This book is Hillman’s main analysis of analysis. He asks the basic question, "What does the soul want?" With insight and humor he answers, "It wants fictions that heal."
User reviews
Mitynarit
For those who thought Freud was a scientist, this book may change your mind. Also, for those who question the legitimacy of psychiatry, you may find comfort here. Hillman is a psychologist from somewhat of a unique perspective. He provides great balance to the pomposity that often colors words about the human mind.
Voodoolkree
I love the way this man thinks. He is very much like Irvin Yalom. Very outside-the-box thinker in the field of psychiatry. I highly recommend reading them both. They write so anyone can follow their thinking and their thoughts open doors for the reader to gain new perspectives on self and life.
Jesmi
Freud's writing as literature and the subjective fictions practitioners write in patient's charts. Very interesting and recommended for anyone who takes patient/client notes.
Galubel
Excellent.
Ranicengi
This is the first work by Hillman I read, and that was for a course at the New School for Social Research. Although I have a masters degree in psychology, my background was in cognitive and social psychology. This was part of my introduction into psychopathology and Jungian psychology. I liked it so much that I have read it about 25 times. In reading this book, it is probably good to begin with the third chapter (What Does the Soul Want?), then read chapters one and two. You will find that order of reading the book helps. The emphasis is on the soul (not in a religious sense, but the soul as "psyche") and the needs of the "inner voice." From that point, the use of the case study is developed as a "healing fiction." In the development of that healing fiction, certain symbols, images, and signs are used. Each person, or soul, develops his or her own healing fiction as it strives to reach a balance.
In addition to being a premier Jungian psychologist, James Hillman is a neo-Platonist philosopher. The symbolic influence of ancient gods and goddesses, as well as the demands of the "daimon" on a person are introduced. You may notice that this fits well with some of the writings of Joseph Campbell, who was also strongly influenced by Jung. Hillman demonstrates a wide background in the classics, literature, and philosophy. This is a thinking person's book, especially recommended to students of psychology and to mental health professionals.
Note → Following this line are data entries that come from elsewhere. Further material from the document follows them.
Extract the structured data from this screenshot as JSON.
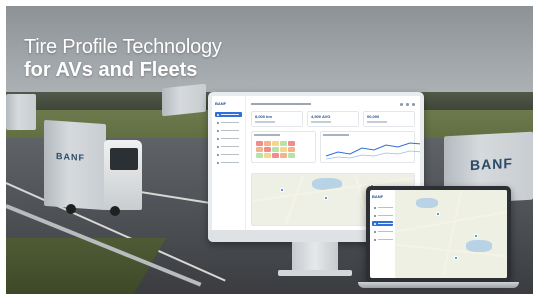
{
  "headline": {
    "line1": "Tire Profile Technology",
    "line2": "for AVs and Fleets"
  },
  "truck_brand": "BANF",
  "dashboard": {
    "logo": "BANF",
    "kpis": [
      {
        "value": "8,000 km"
      },
      {
        "value": "4,900 AVG"
      },
      {
        "value": "00,000"
      }
    ],
    "nav_items": [
      {
        "active": true
      },
      {
        "active": false
      },
      {
        "active": false
      },
      {
        "active": false
      },
      {
        "active": false
      },
      {
        "active": false
      },
      {
        "active": false
      }
    ],
    "heat_colors": [
      "#f08c8c",
      "#f5b38a",
      "#f7d58a",
      "#b6e3a8",
      "#f08c8c",
      "#f5b38a",
      "#f08c8c",
      "#b6e3a8",
      "#f7d58a",
      "#f5b38a",
      "#b6e3a8",
      "#f7d58a",
      "#f08c8c",
      "#f5b38a",
      "#b6e3a8"
    ]
  },
  "laptop": {
    "logo": "BANF",
    "nav_items": [
      {
        "active": false
      },
      {
        "active": false
      },
      {
        "active": true
      },
      {
        "active": false
      },
      {
        "active": false
      }
    ]
  },
  "colors": {
    "accent": "#2f6fd6",
    "brand": "#1f4f8a",
    "headline": "#ffffff"
  }
}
Kefym
I highly recommend it. But difficult, like all James Hillman's books. His viewpoint is like no one else's. Informed by Jung, but not subservient to him.
Grosho
This is classic Hillman, I love it. Rereading it recently I realise how much the Kindle edition is marred by OCR typos. Can the publisher fix these?

Loc 2096 "...the petite tache humide on the Jung of Hans Castorp..." Should be lung not Jung! (referring to the character in "The Magic Mountain")
Loc 2171 "Is this not fiction per set Is that why psychotherapy..." Whaa?

There are others. Please fix!